Accustomed to an August-through-May club schedule in Europe, when players use gloves and fans insulate in thermals, some soccer officials fret. No European nation has won a World Cup played in the Americas, where Brazil has taken three titles, and Argentina and Uruguay two apiece.
Before the World Cup draw in December, England coach Roy Hodgson called the Amazon rain forest city of Manaus “problematic” and said “you have a better chance if you get one of the venues where the climate is kinder.”
The U.S. opens Monday with a 6 p.m. match against Ghana in Natal. The AccuWeather forecast calls for a daytime high in the mid-80s, dropping into the 70s in the evening with a couple showers possible.
The Americans next play in Manaus for a 6 p.m. game against Cristiano Ronaldo and Portugal on June 22. The extended forecast calls for temperatures in the high-80s that day.
The U.S. completes group play against three-time champion Germany in a noon match on June 26 in Recife, a port city, where temperatures are typically in the low-80s.
That might be unfamiliar for natives of Munich and Mannheim, but it’s rather routine for the red, white and blue.
“I lived 4½ years in Houston, and that’s 100 degrees every single day with humidity plus,” defender Geoff Cameron said, “so if you can survive that, you can survive anything.”
Europeans complained about heat during the 1970 and ’86 World Cups in Mexico and were stunned by a heat wave in 1994 that turned matches into endurance tests at the Cotton Bowl in Dallas and the Rose Bowl in Pasadena, Calif. Jurgen Klinsmann scored twice as defending champion Germany built a three-goal lead against South Korea, then held on for a 3-2 win.
Klinsmann, now the U.S. coach, learned from that and the February 2013 opener in the final round of World Cup qualifying, when the Americans went to Central America and wilted during the second half of a 2-1 loss.
“Dallas at 120 degrees at 12 o’clock kickoff time because of TV rights to Europe was an experience,” he said. “You want to make sure that you’re hydrated. You want to make sure that you’re not cramping up, similar to that experience in Honduras in San Pedro Sula.”

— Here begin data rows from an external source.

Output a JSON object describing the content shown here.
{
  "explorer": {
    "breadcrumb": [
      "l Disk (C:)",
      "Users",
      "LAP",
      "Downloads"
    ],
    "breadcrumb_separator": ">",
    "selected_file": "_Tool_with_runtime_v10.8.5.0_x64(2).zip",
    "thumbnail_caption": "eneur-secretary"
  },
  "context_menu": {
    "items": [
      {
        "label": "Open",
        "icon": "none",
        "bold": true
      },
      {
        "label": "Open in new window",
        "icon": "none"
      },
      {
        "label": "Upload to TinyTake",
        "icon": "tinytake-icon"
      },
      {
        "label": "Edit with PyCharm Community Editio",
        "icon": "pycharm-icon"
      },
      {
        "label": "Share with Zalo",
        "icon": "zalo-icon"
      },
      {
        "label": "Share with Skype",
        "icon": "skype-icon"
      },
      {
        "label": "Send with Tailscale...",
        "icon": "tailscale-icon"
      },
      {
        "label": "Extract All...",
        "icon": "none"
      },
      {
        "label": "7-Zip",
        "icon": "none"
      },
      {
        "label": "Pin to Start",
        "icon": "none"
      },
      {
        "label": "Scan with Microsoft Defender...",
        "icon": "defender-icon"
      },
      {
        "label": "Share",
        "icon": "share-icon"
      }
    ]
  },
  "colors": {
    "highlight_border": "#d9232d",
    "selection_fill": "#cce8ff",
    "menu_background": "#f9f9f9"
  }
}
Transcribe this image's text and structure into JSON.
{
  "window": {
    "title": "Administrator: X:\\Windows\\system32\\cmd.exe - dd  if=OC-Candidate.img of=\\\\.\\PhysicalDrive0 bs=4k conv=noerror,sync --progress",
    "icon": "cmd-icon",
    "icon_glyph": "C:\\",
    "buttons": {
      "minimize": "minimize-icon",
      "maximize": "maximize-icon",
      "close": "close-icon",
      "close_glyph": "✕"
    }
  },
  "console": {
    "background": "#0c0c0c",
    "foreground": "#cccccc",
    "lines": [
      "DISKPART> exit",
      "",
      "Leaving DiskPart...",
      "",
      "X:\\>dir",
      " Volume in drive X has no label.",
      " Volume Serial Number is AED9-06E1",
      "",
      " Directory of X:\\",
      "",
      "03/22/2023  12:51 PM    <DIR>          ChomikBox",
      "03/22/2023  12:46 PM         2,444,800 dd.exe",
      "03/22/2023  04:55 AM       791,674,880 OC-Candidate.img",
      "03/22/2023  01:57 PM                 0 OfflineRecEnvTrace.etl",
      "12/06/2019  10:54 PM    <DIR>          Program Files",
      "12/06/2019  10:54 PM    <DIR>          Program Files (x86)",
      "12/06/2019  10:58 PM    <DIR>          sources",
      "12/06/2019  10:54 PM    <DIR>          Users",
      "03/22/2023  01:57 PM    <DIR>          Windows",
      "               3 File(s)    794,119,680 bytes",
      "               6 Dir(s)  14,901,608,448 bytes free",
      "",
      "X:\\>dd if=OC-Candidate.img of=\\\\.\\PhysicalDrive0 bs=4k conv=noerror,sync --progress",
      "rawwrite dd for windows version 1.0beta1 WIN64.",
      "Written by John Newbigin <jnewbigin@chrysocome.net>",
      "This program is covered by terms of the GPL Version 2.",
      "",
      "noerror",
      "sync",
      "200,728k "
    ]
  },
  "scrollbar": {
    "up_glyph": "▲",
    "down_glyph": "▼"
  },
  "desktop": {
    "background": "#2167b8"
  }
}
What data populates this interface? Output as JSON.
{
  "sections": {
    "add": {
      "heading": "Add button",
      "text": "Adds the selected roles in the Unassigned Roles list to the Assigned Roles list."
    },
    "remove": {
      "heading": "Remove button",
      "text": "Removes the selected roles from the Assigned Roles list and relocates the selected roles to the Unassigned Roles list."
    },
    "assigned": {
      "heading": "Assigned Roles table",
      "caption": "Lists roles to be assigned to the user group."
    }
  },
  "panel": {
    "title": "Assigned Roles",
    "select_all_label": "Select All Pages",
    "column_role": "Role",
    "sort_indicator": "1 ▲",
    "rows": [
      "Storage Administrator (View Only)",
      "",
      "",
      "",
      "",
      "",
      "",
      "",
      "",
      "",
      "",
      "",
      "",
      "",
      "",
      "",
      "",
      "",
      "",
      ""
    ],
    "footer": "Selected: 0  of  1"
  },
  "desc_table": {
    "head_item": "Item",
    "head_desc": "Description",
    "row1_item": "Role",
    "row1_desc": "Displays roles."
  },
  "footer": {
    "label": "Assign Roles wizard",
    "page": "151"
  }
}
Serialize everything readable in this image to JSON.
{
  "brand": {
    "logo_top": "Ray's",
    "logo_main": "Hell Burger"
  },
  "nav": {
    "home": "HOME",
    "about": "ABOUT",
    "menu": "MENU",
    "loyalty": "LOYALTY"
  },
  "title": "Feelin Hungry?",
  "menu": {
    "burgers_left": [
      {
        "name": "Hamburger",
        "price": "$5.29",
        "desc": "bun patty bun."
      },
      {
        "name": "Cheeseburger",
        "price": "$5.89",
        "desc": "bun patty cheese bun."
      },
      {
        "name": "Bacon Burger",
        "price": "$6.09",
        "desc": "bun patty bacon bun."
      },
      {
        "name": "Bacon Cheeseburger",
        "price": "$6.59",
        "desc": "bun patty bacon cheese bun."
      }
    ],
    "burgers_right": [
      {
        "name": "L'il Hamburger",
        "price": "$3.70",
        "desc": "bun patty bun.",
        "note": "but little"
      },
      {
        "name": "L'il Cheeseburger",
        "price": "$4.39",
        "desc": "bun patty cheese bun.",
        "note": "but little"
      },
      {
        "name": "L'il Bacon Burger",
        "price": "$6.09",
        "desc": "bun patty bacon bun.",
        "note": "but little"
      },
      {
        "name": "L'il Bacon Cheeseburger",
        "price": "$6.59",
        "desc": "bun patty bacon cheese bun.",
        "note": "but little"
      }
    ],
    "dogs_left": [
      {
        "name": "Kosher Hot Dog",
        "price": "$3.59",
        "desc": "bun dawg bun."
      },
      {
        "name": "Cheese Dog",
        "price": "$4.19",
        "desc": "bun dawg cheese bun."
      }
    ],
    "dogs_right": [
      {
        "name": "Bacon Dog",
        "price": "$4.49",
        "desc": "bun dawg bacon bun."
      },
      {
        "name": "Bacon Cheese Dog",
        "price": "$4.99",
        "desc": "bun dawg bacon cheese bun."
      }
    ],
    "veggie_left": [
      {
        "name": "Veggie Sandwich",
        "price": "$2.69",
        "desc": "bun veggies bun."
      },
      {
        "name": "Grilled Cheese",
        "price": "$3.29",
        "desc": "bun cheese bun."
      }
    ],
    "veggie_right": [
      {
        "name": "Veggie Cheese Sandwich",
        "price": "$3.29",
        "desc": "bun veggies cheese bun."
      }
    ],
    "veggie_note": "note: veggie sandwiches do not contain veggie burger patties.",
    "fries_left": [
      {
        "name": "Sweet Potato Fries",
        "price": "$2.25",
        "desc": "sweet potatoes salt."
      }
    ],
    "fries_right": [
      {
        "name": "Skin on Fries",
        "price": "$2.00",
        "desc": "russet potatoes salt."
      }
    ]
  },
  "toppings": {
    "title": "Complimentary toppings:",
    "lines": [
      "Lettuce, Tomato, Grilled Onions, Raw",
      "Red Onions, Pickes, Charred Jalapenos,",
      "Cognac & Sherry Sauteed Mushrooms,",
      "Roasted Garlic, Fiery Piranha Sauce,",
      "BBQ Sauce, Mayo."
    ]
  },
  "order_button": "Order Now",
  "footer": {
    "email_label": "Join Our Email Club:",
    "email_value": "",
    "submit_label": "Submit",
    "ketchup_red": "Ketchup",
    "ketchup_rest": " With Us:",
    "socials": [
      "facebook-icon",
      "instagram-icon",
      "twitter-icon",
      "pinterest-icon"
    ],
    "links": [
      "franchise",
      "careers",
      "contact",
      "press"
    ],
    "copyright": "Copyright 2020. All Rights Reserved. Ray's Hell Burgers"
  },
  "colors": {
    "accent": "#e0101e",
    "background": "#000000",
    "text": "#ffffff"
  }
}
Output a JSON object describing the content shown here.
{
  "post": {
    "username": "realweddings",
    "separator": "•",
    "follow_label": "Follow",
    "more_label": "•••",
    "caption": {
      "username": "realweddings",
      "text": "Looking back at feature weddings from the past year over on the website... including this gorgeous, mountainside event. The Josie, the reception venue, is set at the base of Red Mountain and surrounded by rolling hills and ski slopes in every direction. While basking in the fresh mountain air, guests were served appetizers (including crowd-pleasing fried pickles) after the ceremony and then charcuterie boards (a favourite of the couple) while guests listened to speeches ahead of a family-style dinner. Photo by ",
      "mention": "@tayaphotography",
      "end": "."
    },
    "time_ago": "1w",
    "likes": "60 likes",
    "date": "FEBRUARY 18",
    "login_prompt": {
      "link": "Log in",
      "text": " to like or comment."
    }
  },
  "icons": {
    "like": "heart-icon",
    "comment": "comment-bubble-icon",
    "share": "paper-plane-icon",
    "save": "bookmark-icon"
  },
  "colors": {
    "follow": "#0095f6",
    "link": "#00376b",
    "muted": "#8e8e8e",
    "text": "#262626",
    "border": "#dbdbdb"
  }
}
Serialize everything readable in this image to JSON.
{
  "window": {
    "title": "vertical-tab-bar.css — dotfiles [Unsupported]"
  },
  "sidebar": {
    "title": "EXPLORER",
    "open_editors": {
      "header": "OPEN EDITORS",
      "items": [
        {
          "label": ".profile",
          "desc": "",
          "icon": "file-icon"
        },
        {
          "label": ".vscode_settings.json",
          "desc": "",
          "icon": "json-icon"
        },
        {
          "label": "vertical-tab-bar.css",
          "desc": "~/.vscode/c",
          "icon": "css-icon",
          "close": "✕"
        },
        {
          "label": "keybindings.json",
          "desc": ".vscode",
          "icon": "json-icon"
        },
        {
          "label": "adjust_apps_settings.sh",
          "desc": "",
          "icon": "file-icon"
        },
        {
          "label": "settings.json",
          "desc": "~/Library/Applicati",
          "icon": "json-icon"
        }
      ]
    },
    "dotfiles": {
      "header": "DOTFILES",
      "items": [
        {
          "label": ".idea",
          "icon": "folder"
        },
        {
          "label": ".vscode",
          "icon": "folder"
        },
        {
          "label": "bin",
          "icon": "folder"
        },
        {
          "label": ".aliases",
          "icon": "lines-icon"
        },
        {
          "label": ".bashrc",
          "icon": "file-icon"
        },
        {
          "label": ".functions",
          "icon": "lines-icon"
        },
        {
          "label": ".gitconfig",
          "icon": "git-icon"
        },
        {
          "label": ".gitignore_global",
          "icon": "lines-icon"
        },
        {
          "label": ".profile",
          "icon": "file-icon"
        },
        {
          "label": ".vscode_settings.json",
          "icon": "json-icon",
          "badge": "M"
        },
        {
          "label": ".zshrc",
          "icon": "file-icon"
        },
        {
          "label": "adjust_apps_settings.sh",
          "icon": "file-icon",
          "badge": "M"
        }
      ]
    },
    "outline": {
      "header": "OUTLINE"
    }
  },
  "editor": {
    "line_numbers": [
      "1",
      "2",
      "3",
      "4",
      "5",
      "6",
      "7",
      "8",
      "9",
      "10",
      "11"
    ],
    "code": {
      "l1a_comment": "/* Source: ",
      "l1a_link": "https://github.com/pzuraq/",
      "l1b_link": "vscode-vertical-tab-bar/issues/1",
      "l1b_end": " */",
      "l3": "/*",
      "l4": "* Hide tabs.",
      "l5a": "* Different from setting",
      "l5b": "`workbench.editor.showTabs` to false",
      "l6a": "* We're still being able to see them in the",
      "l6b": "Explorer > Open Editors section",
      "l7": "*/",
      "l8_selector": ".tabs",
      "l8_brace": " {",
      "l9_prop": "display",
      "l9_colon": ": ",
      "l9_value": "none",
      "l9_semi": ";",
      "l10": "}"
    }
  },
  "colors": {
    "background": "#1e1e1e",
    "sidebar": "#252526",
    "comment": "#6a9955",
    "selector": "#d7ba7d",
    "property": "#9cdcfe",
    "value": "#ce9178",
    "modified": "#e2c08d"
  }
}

Winning not realistic?
Klinsmann maintains the United States shouldn’t be expected to win the World Cup, even if that stance is upsetting to some fans back home.
“If it’s now American or not American, I don’t know. You can correct me however you want,” the U.S. coach said Wednesday in his first news conference after arriving at the World Cup.
Klinsmann won the 1990 World Cup as a player for West Germany and coached Germany to the 2006 semifinals. He caused a stir last weekend when he was quoted by the New York Times Magazine as saying in a December interview “we cannot win this World Cup, because we are not at that level yet.”
Only eight nations have won the World Cup: Brazil (five titles), Italy (four), Germany (three), Argentina and Uruguay (two each), and England, France and Spain (one apiece).
“I think for us now, talking about winning a World Cup is just not realistic,” Klinsmann said Wednesday.
The scrimmage between the United States and Belgium has been canceled because Red Devils coach Marc Wilmots didn’t want to get caught in one of Sao Paulo’s famous traffic jams.
The closed-door session had been scheduled to take place today at the Sao Paulo Futebol Clube, where the U.S. has been training for the World Cup since Monday.